Celebration, 2008, Phoenix Symphony Hall.
Dallas: 12th Annual Super Bowl Gospel Celebration (Feb. 4, Music Hall at Fair Park)

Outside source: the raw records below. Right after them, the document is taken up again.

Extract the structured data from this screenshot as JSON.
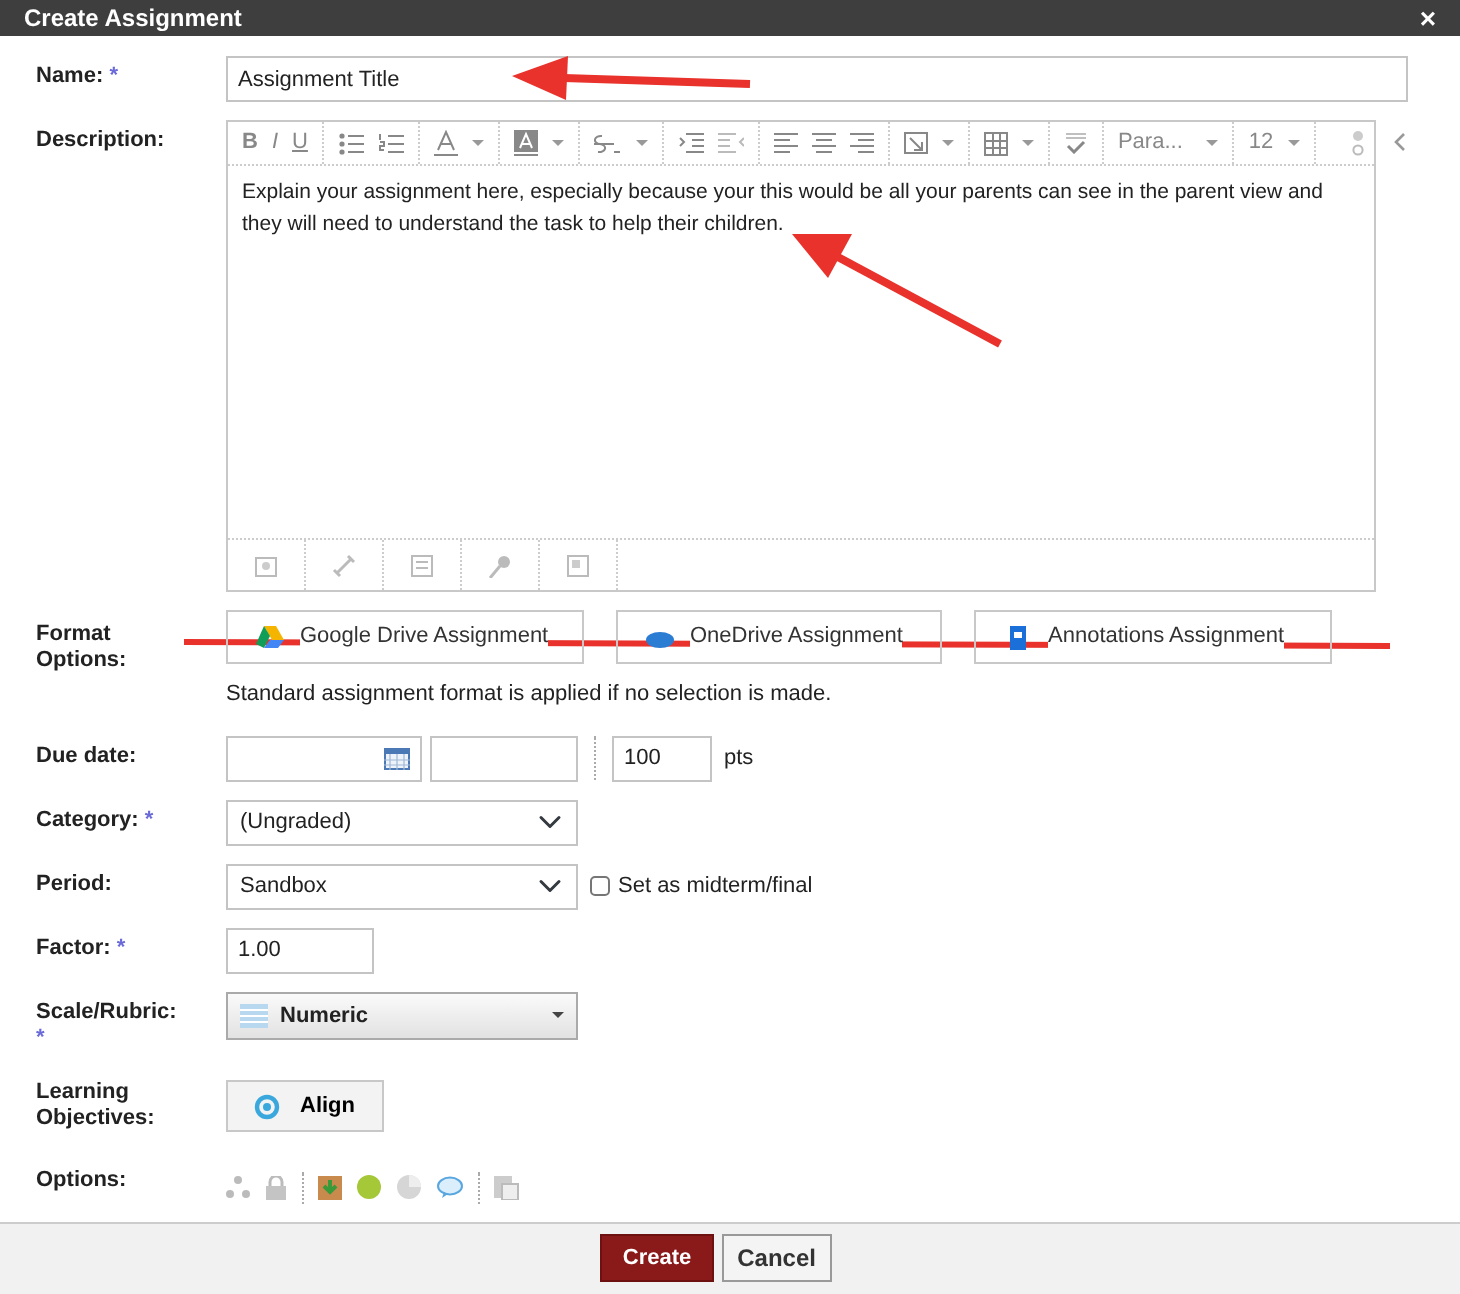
{
  "dialog": {
    "title": "Create Assignment",
    "close": "×"
  },
  "name": {
    "label": "Name:",
    "required_mark": "*",
    "value": "Assignment Title"
  },
  "description": {
    "label": "Description:",
    "bold": "B",
    "italic": "I",
    "underline": "U",
    "paragraph": "Para...",
    "font_size": "12",
    "text": "Explain your assignment here, especially because your this would be all your parents can see in the parent view and they will need to understand the task to help their children."
  },
  "format_options": {
    "label": "Format Options:",
    "buttons": [
      "Google Drive Assignment",
      "OneDrive Assignment",
      "Annotations Assignment"
    ],
    "note": "Standard assignment format is applied if no selection is made."
  },
  "due_date": {
    "label": "Due date:",
    "points": "100",
    "points_unit": "pts"
  },
  "category": {
    "label": "Category:",
    "required_mark": "*",
    "value": "(Ungraded)"
  },
  "period": {
    "label": "Period:",
    "value": "Sandbox",
    "midterm": {
      "label": "Set as midterm/final",
      "checked": false
    }
  },
  "factor": {
    "label": "Factor:",
    "required_mark": "*",
    "value": "1.00"
  },
  "scale": {
    "label": "Scale/Rubric:",
    "required_mark": "*",
    "value": "Numeric"
  },
  "learning_objectives": {
    "label": "Learning Objectives:",
    "button": "Align"
  },
  "options": {
    "label": "Options:"
  },
  "footer": {
    "buttons": [
      {
        "label": "Create",
        "kind": "primary"
      },
      {
        "label": "Cancel",
        "kind": "secondary"
      }
    ]
  }
}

Don’t get me wrong: The Dallas SuperBash ($500 a ticket, hosted by Pamela Anderson at Fashion Industry Gallery in the Dallas Arts District, Feb. 4) is going to be a ball. If you have to see and be seen, get there and try to get yourself in. But in my mind, if you’re going to gear up for a big, bacchanalian Super Bowl weekend, you’d better get square with any and all higher powers on Friday night. The lineup itself looks fantastic (Patti Labelle, Cece Winans and many others). But for those of you who are new to Dallas, the other reason to go is to experience Fair Park, which houses the world’s largest collection of 1930s Art Deco halls. The Texas Hall of State itself is magnificent, so be sure to get there before the concert so you can walk around and explore one of the Southwest’s best-kept architectural secrets. And it’s being put on by local Super Bowl legend Emmitt Smith and his wife, Pat. Karma, my friends. www.superbowlgospel.com